Criminal Investigation

Criminal Investigation

CRIMINAL INVESTIGATION 5

CriminalInvestigation

CriminalInvestigation

Task1

Televisionand media have ranging effects on one’s view about the criminalproceedings and investigations. By seeking to disseminate informationabout a criminal case, the media affects the integrity of theprocess. At times, the jury is subject to bias from the media andpublic due to the CSI effect. Pretrial publicity has great influenceis some cases since they ultimately shape the views of the jurors.The worst scenario happens when the jurors take distorted view thatlead wrongful acquittals. Nonetheless, the media has positiveinfluence where one gets to know the deliberations by thenon-judicial actors. One popular television show that has generatedserious concerns is the CrimeScene Investigations(CSI) since they affect the discussions and outcomes of a jury. CSIeffect has become popular in the last decade with media houses suchas CBS running the CrimeScene Investigationsshow. Opening the crime investigations to the public generates mixedviews with little regard about the legal aspect. As such, the jurorsmight find themselves in a delicate position trying to make a rulingin cases whose public has already given their perspective. It isbelieved that the bench gets confused in attempting to disseminate orbelieve information given by the television and standard practicewithin the criminal system. As such, there are varied expectationsowing to the evidence presented by the CSI. The influence by the CSIhas significantly changed my perspective on the criminal system. Ibelieve that the jury needs to consider how the evidence gatheredfrom the CSI can be appropriately used in a case. CSI effectinfluenced my decision to take up a career in criminal justice whereI will seek to ensure that the standard practice prevails over themedia influence (Swanson, Chamelin, Territo, &amp Taylor, 2012).

Task2

Fingerprintsgathered from a crime scene are used extensively to supportinvestigations. The method helps identify any evidence that cansupport investigations in an ongoing case. Its usage is driven by thefact that every individual has unique fingerprints. Fingerprintsmethod has proven to improve criminal investigations, especiallymurder and robbery cases. It has proven to be an effective way toascertain the innocence or guilt of an individual. The law enforcersuse finger printing to identify potential suspects during aninvestigation. In the case where Thomas Jennings was suspected tohave killed Clarence Hiller, it was identified that fingerprintingmethod was appropriate in investigations by enhancing the credibilityof the evidence. Jennings’ fingerprints were found in Hiller’shouse hence supporting the claim that he was the murderer. The caseis important as it has helped in utilizing better approaches inconvicting criminals. It has also made it easy for the investigatorsto use the method to support other judicial functions. Identifyingthe history of a suspect has been made easy with the forensicscientists using the approach to collaborate evidence with other armsin the justice system. In the contemporary setting, the investigatorsuse technology and fingerprinting to hasten court cases. It has alsohelped to reduce backlog in the court systems that arise due tolengthy and inappropriate investigations process. we cannotunderestimate the significance of fingerprinting in enhancing thespeed and integrity of the evidence presented to courts (Swanson,Chamelin, Territo, &amp Taylor, 2012).

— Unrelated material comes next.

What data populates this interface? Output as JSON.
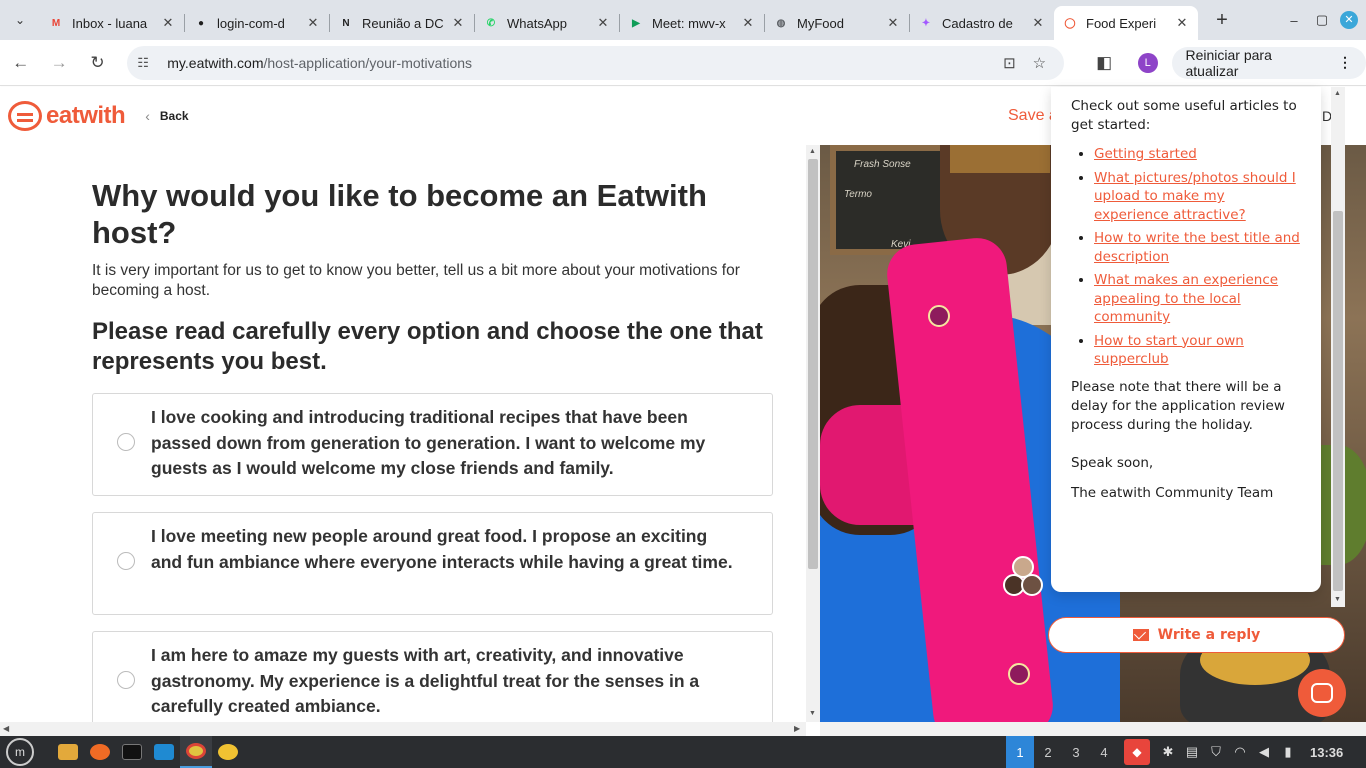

Task3

TheFourthAmendmentdisallowed unwarranted seizure and searches when seeking to getevidence in a case. It made a requirement that the officers get awarrant from the courts. The requirement sought to ensure that dueprocess is followed after it was identified that individuals wereabusing the ‘writ of assistance’. The scope of the searches andseizure were only limited to the information given by the issuingcourt. Its significance to the judicial system is that the rights andprivacy of the accused are protected. It also protects the lawenforcers from incriminating themselves. In the US, the phrase ‘fruitof the poisonous tree’ is used to illustrate any form of evidencethat is gathered using illegal means. As such, the evidence cannot beadmitted in the courts. Evidence collected with due adherence to theFourthAmendmentcannot be admitted to the courts to support a case. One case wherethe amendment was inappropriately applied was the case betweenSilverthorneLumber Co. v. United States.Silverthorne had avoided remitting taxes as required by the law. Thelaw enforcers illegally searched the premises illegally where theycollected tax books and made copies as evidence to support the case.The judge rule that the evidence collected through illegal meanscannot be used in the courts. It was ruled the law enforcers hadcontravened the spirit of the FourthAmendment.It is true that the company evaded paying taxes but the process usedby the law enforcers to collect evidence did not uphold the valuesbrought about by the FourthAmendmenthence its reference as ‘fruit of the poisonous tree’ (Swanson,Chamelin, Territo, &amp Taylor, 2012).

Reference

Swanson,C. R., Chamelin, N. C., Territo, L., &amp Taylor, R. W. (2012).Criminal investigation (11th ed.). New York, NY: McGraw-Hill.